* _TASK TO COMPLETE_
Restate all entries word for word, minus pictures.

****************

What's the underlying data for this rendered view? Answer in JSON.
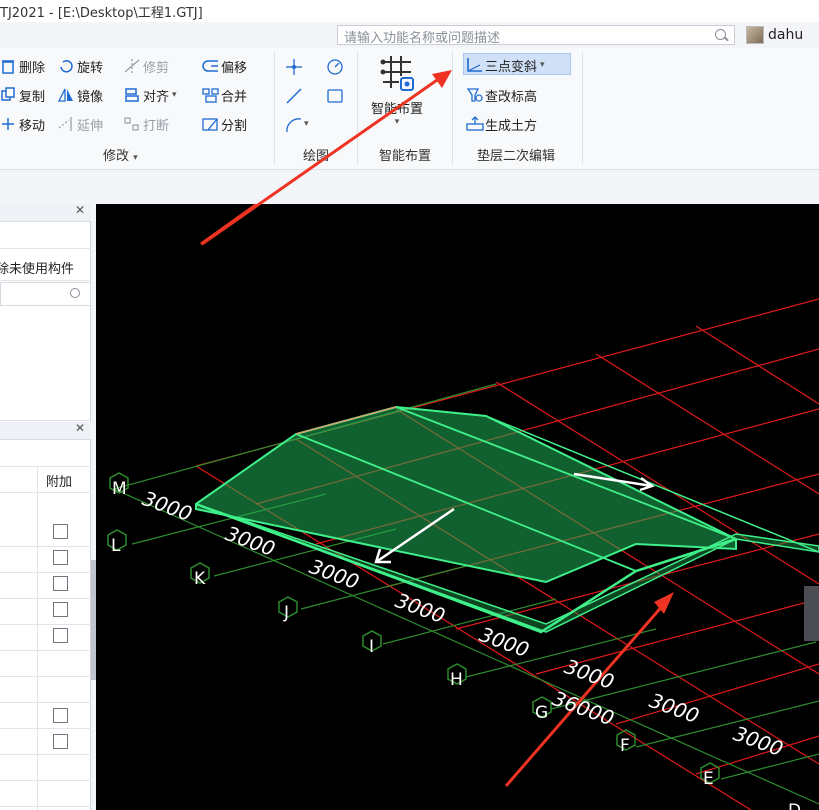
{
  "window": {
    "title": "TJ2021 - [E:\\Desktop\\工程1.GTJ]"
  },
  "search": {
    "placeholder": "请输入功能名称或问题描述"
  },
  "user": {
    "name": "dahu"
  },
  "ribbon": {
    "modify": {
      "items": [
        {
          "label": "删除",
          "icon": "delete-icon",
          "enabled": true
        },
        {
          "label": "复制",
          "icon": "copy-icon",
          "enabled": true
        },
        {
          "label": "移动",
          "icon": "move-icon",
          "enabled": true
        },
        {
          "label": "旋转",
          "icon": "rotate-icon",
          "enabled": true
        },
        {
          "label": "镜像",
          "icon": "mirror-icon",
          "enabled": true
        },
        {
          "label": "延伸",
          "icon": "extend-icon",
          "enabled": false
        },
        {
          "label": "修剪",
          "icon": "trim-icon",
          "enabled": false
        },
        {
          "label": "对齐",
          "icon": "align-icon",
          "enabled": true
        },
        {
          "label": "打断",
          "icon": "break-icon",
          "enabled": false
        },
        {
          "label": "偏移",
          "icon": "offset-icon",
          "enabled": true
        },
        {
          "label": "合并",
          "icon": "merge-icon",
          "enabled": true
        },
        {
          "label": "分割",
          "icon": "split-icon",
          "enabled": true
        }
      ],
      "group_label": "修改"
    },
    "draw": {
      "group_label": "绘图"
    },
    "smart_layout": {
      "button_label": "智能布置",
      "group_label": "智能布置"
    },
    "cushion_edit": {
      "items": [
        {
          "label": "三点变斜",
          "icon": "three-point-slope-icon",
          "selected": true
        },
        {
          "label": "查改标高",
          "icon": "check-elevation-icon",
          "selected": false
        },
        {
          "label": "生成土方",
          "icon": "generate-earthwork-icon",
          "selected": false
        }
      ],
      "group_label": "垫层二次编辑"
    }
  },
  "left_panel": {
    "delete_unused": "除未使用构件",
    "column_header": "附加",
    "checkbox_count": 7
  },
  "viewport": {
    "background": "#000000",
    "grid_color": "#e01a1a",
    "axis_color": "#2e8b2e",
    "slab_color": "#2ecf6a",
    "axis_labels": [
      "M",
      "L",
      "K",
      "J",
      "I",
      "H",
      "G",
      "F",
      "E",
      "D"
    ],
    "dimension_labels": [
      "3000",
      "3000",
      "3000",
      "3000",
      "3000",
      "3000",
      "36000",
      "3000",
      "3000"
    ]
  }
}
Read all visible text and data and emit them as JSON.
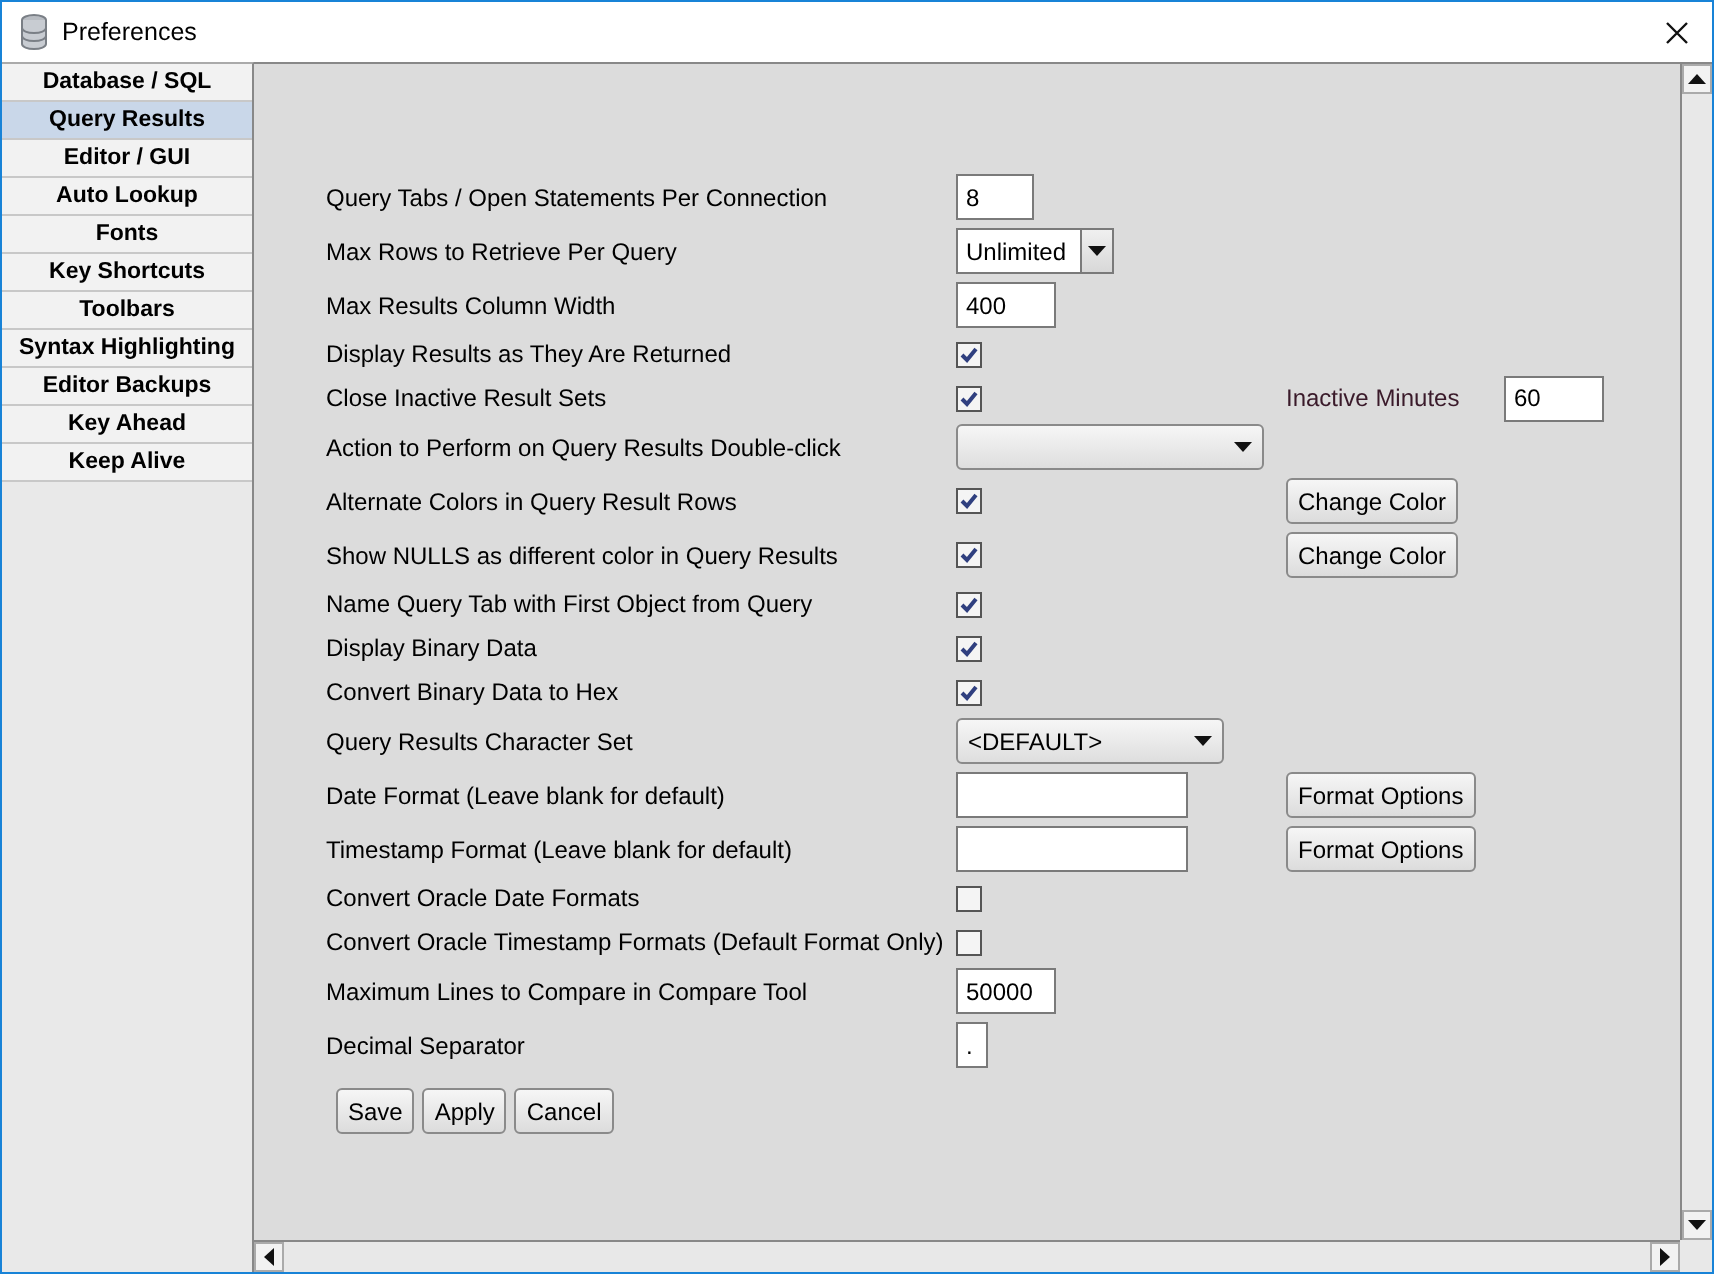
{
  "window": {
    "title": "Preferences"
  },
  "sidebar": {
    "items": [
      {
        "label": "Database / SQL",
        "selected": false
      },
      {
        "label": "Query Results",
        "selected": true
      },
      {
        "label": "Editor / GUI",
        "selected": false
      },
      {
        "label": "Auto Lookup",
        "selected": false
      },
      {
        "label": "Fonts",
        "selected": false
      },
      {
        "label": "Key Shortcuts",
        "selected": false
      },
      {
        "label": "Toolbars",
        "selected": false
      },
      {
        "label": "Syntax Highlighting",
        "selected": false
      },
      {
        "label": "Editor Backups",
        "selected": false
      },
      {
        "label": "Key Ahead",
        "selected": false
      },
      {
        "label": "Keep Alive",
        "selected": false
      }
    ]
  },
  "settings": [
    {
      "label": "Query Tabs / Open Statements Per Connection",
      "kind": "number",
      "value": "8"
    },
    {
      "label": "Max Rows to Retrieve Per Query",
      "kind": "combo",
      "value": "Unlimited"
    },
    {
      "label": "Max Results Column Width",
      "kind": "number",
      "value": "400"
    },
    {
      "label": "Display Results as They Are Returned",
      "kind": "checkbox",
      "checked": true
    },
    {
      "label": "Close Inactive Result Sets",
      "kind": "checkbox",
      "checked": true,
      "extra": {
        "kind": "field",
        "label": "Inactive Minutes",
        "value": "60"
      }
    },
    {
      "label": "Action to Perform on Query Results Double-click",
      "kind": "select"
    },
    {
      "label": "Alternate Colors in Query Result Rows",
      "kind": "checkbox",
      "checked": true,
      "extra": {
        "kind": "button",
        "label": "Change Color"
      }
    },
    {
      "label": "Show NULLS as different color in Query Results",
      "kind": "checkbox",
      "checked": true,
      "extra": {
        "kind": "button",
        "label": "Change Color"
      }
    },
    {
      "label": "Name Query Tab with First Object from Query",
      "kind": "checkbox",
      "checked": true
    },
    {
      "label": "Display Binary Data",
      "kind": "checkbox",
      "checked": true
    },
    {
      "label": "Convert Binary Data to Hex",
      "kind": "checkbox",
      "checked": true
    },
    {
      "label": "Query Results Character Set",
      "kind": "select",
      "value": "<DEFAULT>"
    },
    {
      "label": "Date Format (Leave blank for default)",
      "kind": "text",
      "extra": {
        "kind": "button",
        "label": "Format Options"
      }
    },
    {
      "label": "Timestamp Format (Leave blank for default)",
      "kind": "text",
      "extra": {
        "kind": "button",
        "label": "Format Options"
      }
    },
    {
      "label": "Convert Oracle Date Formats",
      "kind": "checkbox",
      "checked": false
    },
    {
      "label": "Convert Oracle Timestamp Formats (Default Format Only)",
      "kind": "checkbox",
      "checked": false
    },
    {
      "label": "Maximum Lines to Compare in Compare Tool",
      "kind": "number",
      "value": "50000"
    },
    {
      "label": "Decimal Separator",
      "kind": "char",
      "value": "."
    }
  ],
  "buttons": [
    "Save",
    "Apply",
    "Cancel"
  ]
}
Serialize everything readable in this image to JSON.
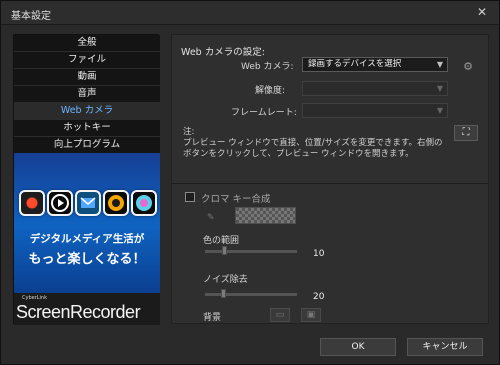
{
  "window": {
    "title": "基本設定",
    "close_icon": "close-icon"
  },
  "nav": {
    "items": [
      {
        "label": "全般",
        "active": false
      },
      {
        "label": "ファイル",
        "active": false
      },
      {
        "label": "動画",
        "active": false
      },
      {
        "label": "音声",
        "active": false
      },
      {
        "label": "Web カメラ",
        "active": true
      },
      {
        "label": "ホットキー",
        "active": false
      },
      {
        "label": "向上プログラム",
        "active": false
      }
    ]
  },
  "promo": {
    "line1": "デジタルメディア生活が",
    "line2": "もっと楽しくなる！",
    "icons": [
      "powerdirector-icon",
      "play-icon",
      "envelope-icon",
      "target-icon",
      "camera-icon"
    ],
    "brand": "CyberLink",
    "product": "ScreenRecorder"
  },
  "webcam": {
    "section_title": "Web カメラの設定:",
    "camera_label": "Web カメラ:",
    "camera_value": "録画するデバイスを選択",
    "resolution_label": "解像度:",
    "resolution_value": "",
    "framerate_label": "フレームレート:",
    "framerate_value": "",
    "note_title": "注:",
    "note_text": "プレビュー ウィンドウで直接、位置/サイズを変更できます。右側のボタンをクリックして、プレビュー ウィンドウを開きます。",
    "preview_icon": "expand-icon",
    "settings_icon": "gear-icon"
  },
  "chroma": {
    "label": "クロマ キー合成",
    "checked": false,
    "color_range_label": "色の範囲",
    "color_range_value": "10",
    "noise_label": "ノイズ除去",
    "noise_value": "20",
    "background_label": "背景"
  },
  "footer": {
    "ok_label": "OK",
    "cancel_label": "キャンセル"
  }
}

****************

* _RESPONSE BELOW_
What's the underlying data for this rendered view? Answer in JSON.
{
  "window": {
    "title": "TJ2021 - [E:\\Desktop\\工程1.GTJ]"
  },
  "search": {
    "placeholder": "请输入功能名称或问题描述"
  },
  "user": {
    "name": "dahu"
  },
  "ribbon": {
    "modify": {
      "items": [
        {
          "label": "删除",
          "icon": "delete-icon",
          "enabled": true
        },
        {
          "label": "复制",
          "icon": "copy-icon",
          "enabled": true
        },
        {
          "label": "移动",
          "icon": "move-icon",
          "enabled": true
        },
        {
          "label": "旋转",
          "icon": "rotate-icon",
          "enabled": true
        },
        {
          "label": "镜像",
          "icon": "mirror-icon",
          "enabled": true
        },
        {
          "label": "延伸",
          "icon": "extend-icon",
          "enabled": false
        },
        {
          "label": "修剪",
          "icon": "trim-icon",
          "enabled": false
        },
        {
          "label": "对齐",
          "icon": "align-icon",
          "enabled": true
        },
        {
          "label": "打断",
          "icon": "break-icon",
          "enabled": false
        },
        {
          "label": "偏移",
          "icon": "offset-icon",
          "enabled": true
        },
        {
          "label": "合并",
          "icon": "merge-icon",
          "enabled": true
        },
        {
          "label": "分割",
          "icon": "split-icon",
          "enabled": true
        }
      ],
      "group_label": "修改"
    },
    "draw": {
      "group_label": "绘图"
    },
    "smart_layout": {
      "button_label": "智能布置",
      "group_label": "智能布置"
    },
    "cushion_edit": {
      "items": [
        {
          "label": "三点变斜",
          "icon": "three-point-slope-icon",
          "selected": true
        },
        {
          "label": "查改标高",
          "icon": "check-elevation-icon",
          "selected": false
        },
        {
          "label": "生成土方",
          "icon": "generate-earthwork-icon",
          "selected": false
        }
      ],
      "group_label": "垫层二次编辑"
    }
  },
  "left_panel": {
    "delete_unused": "除未使用构件",
    "column_header": "附加",
    "checkbox_count": 7
  },
  "viewport": {
    "background": "#000000",
    "grid_color": "#e01a1a",
    "axis_color": "#2e8b2e",
    "slab_color": "#2ecf6a",
    "axis_labels": [
      "M",
      "L",
      "K",
      "J",
      "I",
      "H",
      "G",
      "F",
      "E",
      "D"
    ],
    "dimension_labels": [
      "3000",
      "3000",
      "3000",
      "3000",
      "3000",
      "3000",
      "36000",
      "3000",
      "3000"
    ]
  }
}
Read all visible text and data and emit them as JSON.
{
  "window": {
    "title": "Preferences"
  },
  "sidebar": {
    "items": [
      {
        "label": "Database / SQL",
        "selected": false
      },
      {
        "label": "Query Results",
        "selected": true
      },
      {
        "label": "Editor / GUI",
        "selected": false
      },
      {
        "label": "Auto Lookup",
        "selected": false
      },
      {
        "label": "Fonts",
        "selected": false
      },
      {
        "label": "Key Shortcuts",
        "selected": false
      },
      {
        "label": "Toolbars",
        "selected": false
      },
      {
        "label": "Syntax Highlighting",
        "selected": false
      },
      {
        "label": "Editor Backups",
        "selected": false
      },
      {
        "label": "Key Ahead",
        "selected": false
      },
      {
        "label": "Keep Alive",
        "selected": false
      }
    ]
  },
  "settings": [
    {
      "label": "Query Tabs / Open Statements Per Connection",
      "kind": "number",
      "value": "8"
    },
    {
      "label": "Max Rows to Retrieve Per Query",
      "kind": "combo",
      "value": "Unlimited"
    },
    {
      "label": "Max Results Column Width",
      "kind": "number",
      "value": "400"
    },
    {
      "label": "Display Results as They Are Returned",
      "kind": "checkbox",
      "checked": true
    },
    {
      "label": "Close Inactive Result Sets",
      "kind": "checkbox",
      "checked": true,
      "extra": {
        "kind": "field",
        "label": "Inactive Minutes",
        "value": "60"
      }
    },
    {
      "label": "Action to Perform on Query Results Double-click",
      "kind": "select"
    },
    {
      "label": "Alternate Colors in Query Result Rows",
      "kind": "checkbox",
      "checked": true,
      "extra": {
        "kind": "button",
        "label": "Change Color"
      }
    },
    {
      "label": "Show NULLS as different color in Query Results",
      "kind": "checkbox",
      "checked": true,
      "extra": {
        "kind": "button",
        "label": "Change Color"
      }
    },
    {
      "label": "Name Query Tab with First Object from Query",
      "kind": "checkbox",
      "checked": true
    },
    {
      "label": "Display Binary Data",
      "kind": "checkbox",
      "checked": true
    },
    {
      "label": "Convert Binary Data to Hex",
      "kind": "checkbox",
      "checked": true
    },
    {
      "label": "Query Results Character Set",
      "kind": "select",
      "value": "<DEFAULT>"
    },
    {
      "label": "Date Format (Leave blank for default)",
      "kind": "text",
      "extra": {
        "kind": "button",
        "label": "Format Options"
      }
    },
    {
      "label": "Timestamp Format (Leave blank for default)",
      "kind": "text",
      "extra": {
        "kind": "button",
        "label": "Format Options"
      }
    },
    {
      "label": "Convert Oracle Date Formats",
      "kind": "checkbox",
      "checked": false
    },
    {
      "label": "Convert Oracle Timestamp Formats (Default Format Only)",
      "kind": "checkbox",
      "checked": false
    },
    {
      "label": "Maximum Lines to Compare in Compare Tool",
      "kind": "number",
      "value": "50000"
    },
    {
      "label": "Decimal Separator",
      "kind": "char",
      "value": "."
    }
  ],
  "buttons": [
    "Save",
    "Apply",
    "Cancel"
  ]
}
Serialize everything readable in this image to JSON.
{
  "window": {
    "title": "基本設定",
    "close_icon": "close-icon"
  },
  "nav": {
    "items": [
      {
        "label": "全般",
        "active": false
      },
      {
        "label": "ファイル",
        "active": false
      },
      {
        "label": "動画",
        "active": false
      },
      {
        "label": "音声",
        "active": false
      },
      {
        "label": "Web カメラ",
        "active": true
      },
      {
        "label": "ホットキー",
        "active": false
      },
      {
        "label": "向上プログラム",
        "active": false
      }
    ]
  },
  "promo": {
    "line1": "デジタルメディア生活が",
    "line2": "もっと楽しくなる！",
    "icons": [
      "powerdirector-icon",
      "play-icon",
      "envelope-icon",
      "target-icon",
      "camera-icon"
    ],
    "brand": "CyberLink",
    "product": "ScreenRecorder"
  },
  "webcam": {
    "section_title": "Web カメラの設定:",
    "camera_label": "Web カメラ:",
    "camera_value": "録画するデバイスを選択",
    "resolution_label": "解像度:",
    "resolution_value": "",
    "framerate_label": "フレームレート:",
    "framerate_value": "",
    "note_title": "注:",
    "note_text": "プレビュー ウィンドウで直接、位置/サイズを変更できます。右側のボタンをクリックして、プレビュー ウィンドウを開きます。",
    "preview_icon": "expand-icon",
    "settings_icon": "gear-icon"
  },
  "chroma": {
    "label": "クロマ キー合成",
    "checked": false,
    "color_range_label": "色の範囲",
    "color_range_value": "10",
    "noise_label": "ノイズ除去",
    "noise_value": "20",
    "background_label": "背景"
  },
  "footer": {
    "ok_label": "OK",
    "cancel_label": "キャンセル"
  }
}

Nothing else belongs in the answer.